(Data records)
•••

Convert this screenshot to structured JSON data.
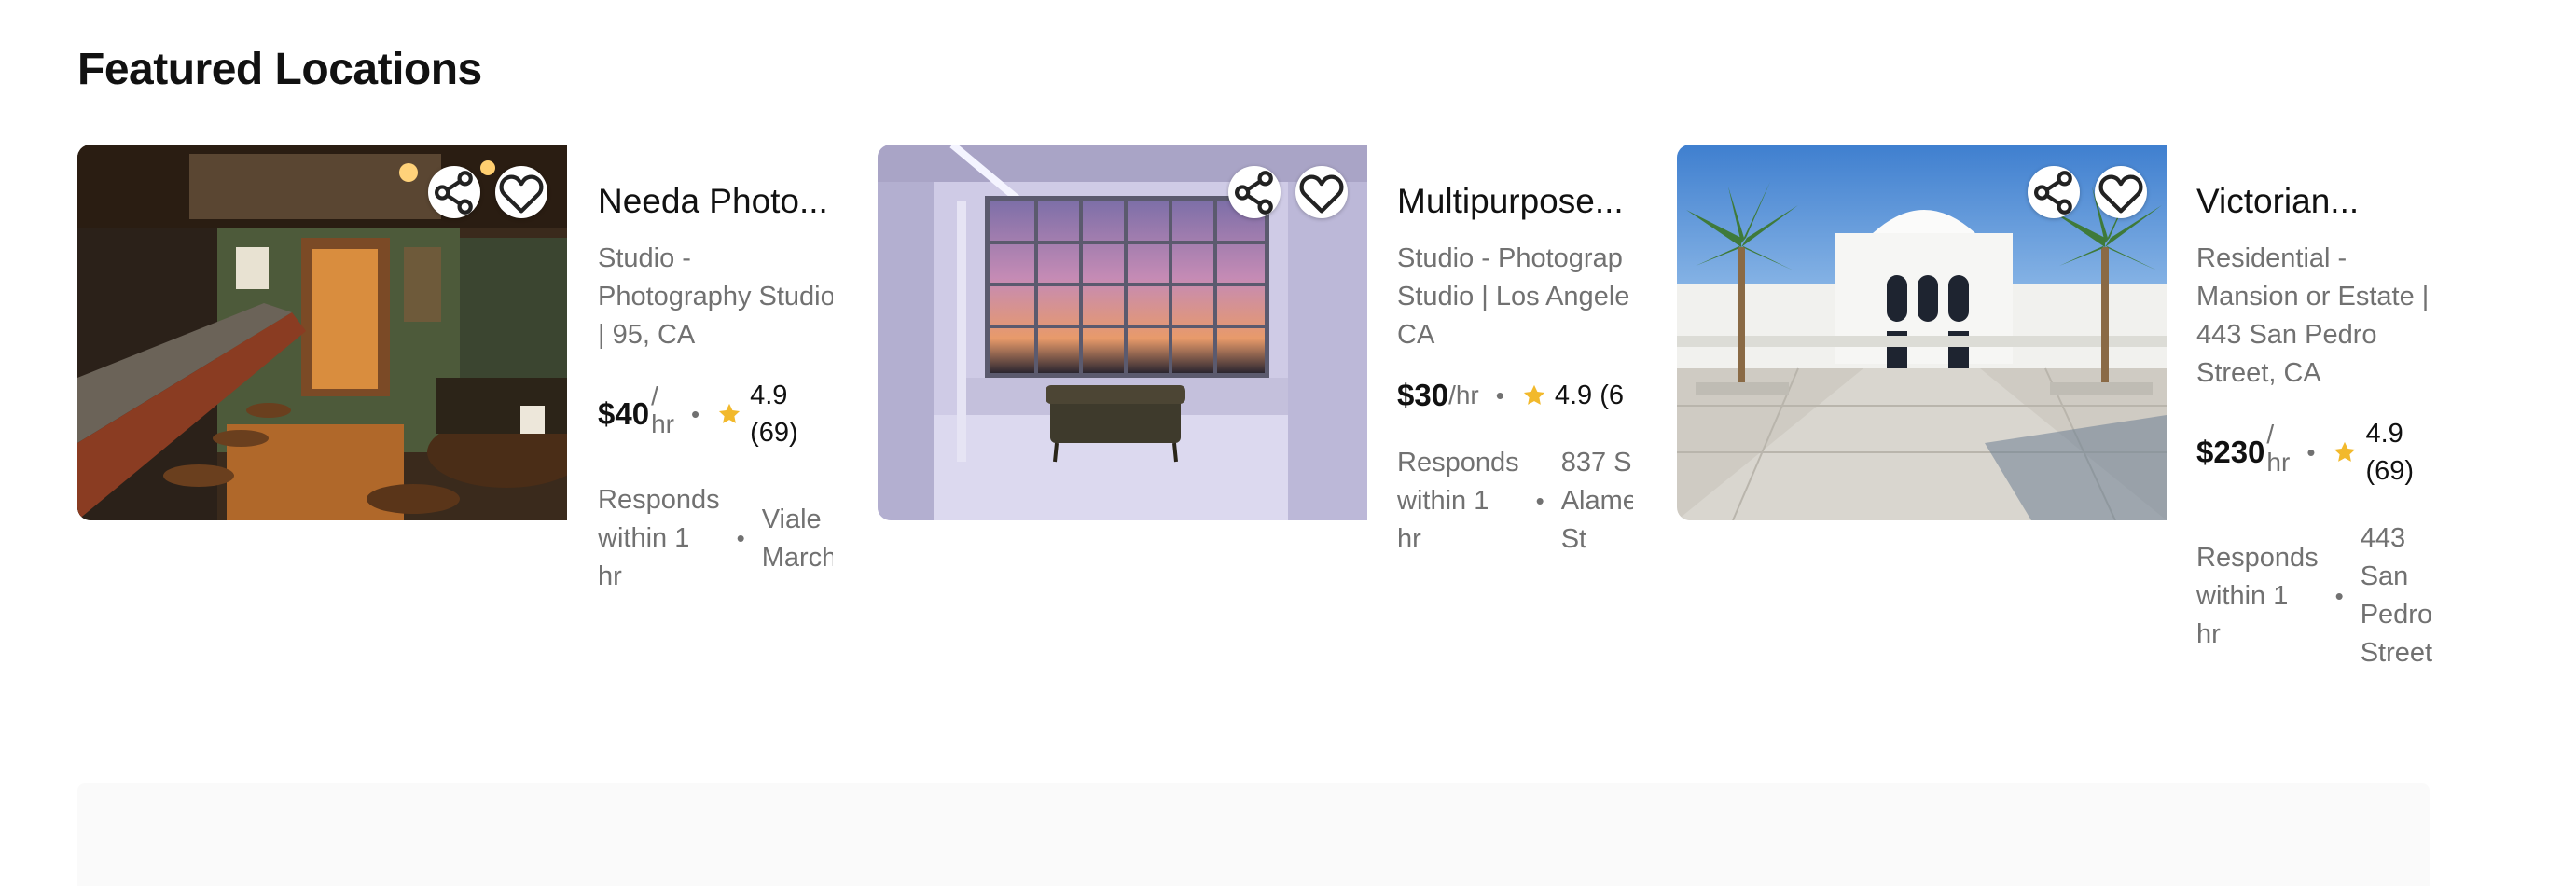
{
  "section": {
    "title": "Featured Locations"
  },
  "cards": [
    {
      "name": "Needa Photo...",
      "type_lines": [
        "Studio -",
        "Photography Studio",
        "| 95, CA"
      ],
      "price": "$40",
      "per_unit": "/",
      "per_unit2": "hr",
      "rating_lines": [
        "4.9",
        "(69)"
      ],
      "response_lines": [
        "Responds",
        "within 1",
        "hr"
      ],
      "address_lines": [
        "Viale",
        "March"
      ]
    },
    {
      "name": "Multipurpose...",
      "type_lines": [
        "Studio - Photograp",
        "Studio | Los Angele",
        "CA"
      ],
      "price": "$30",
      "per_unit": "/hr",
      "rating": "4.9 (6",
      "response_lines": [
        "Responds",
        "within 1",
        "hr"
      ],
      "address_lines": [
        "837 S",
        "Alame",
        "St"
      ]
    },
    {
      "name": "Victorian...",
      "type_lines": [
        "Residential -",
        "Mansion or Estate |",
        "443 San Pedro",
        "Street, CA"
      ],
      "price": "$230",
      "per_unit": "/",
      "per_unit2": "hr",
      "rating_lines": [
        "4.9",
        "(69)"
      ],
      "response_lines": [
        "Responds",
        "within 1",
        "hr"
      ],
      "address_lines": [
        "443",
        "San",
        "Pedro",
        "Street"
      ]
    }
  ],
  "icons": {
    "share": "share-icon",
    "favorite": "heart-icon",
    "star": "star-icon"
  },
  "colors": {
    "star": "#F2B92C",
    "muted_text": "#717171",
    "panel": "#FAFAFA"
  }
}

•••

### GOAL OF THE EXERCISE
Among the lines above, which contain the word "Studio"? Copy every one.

### FINISHED EXERCISE
        "Studio -",
        "Photography Studio",
        "Studio - Photograp",
        "Studio | Los Angele",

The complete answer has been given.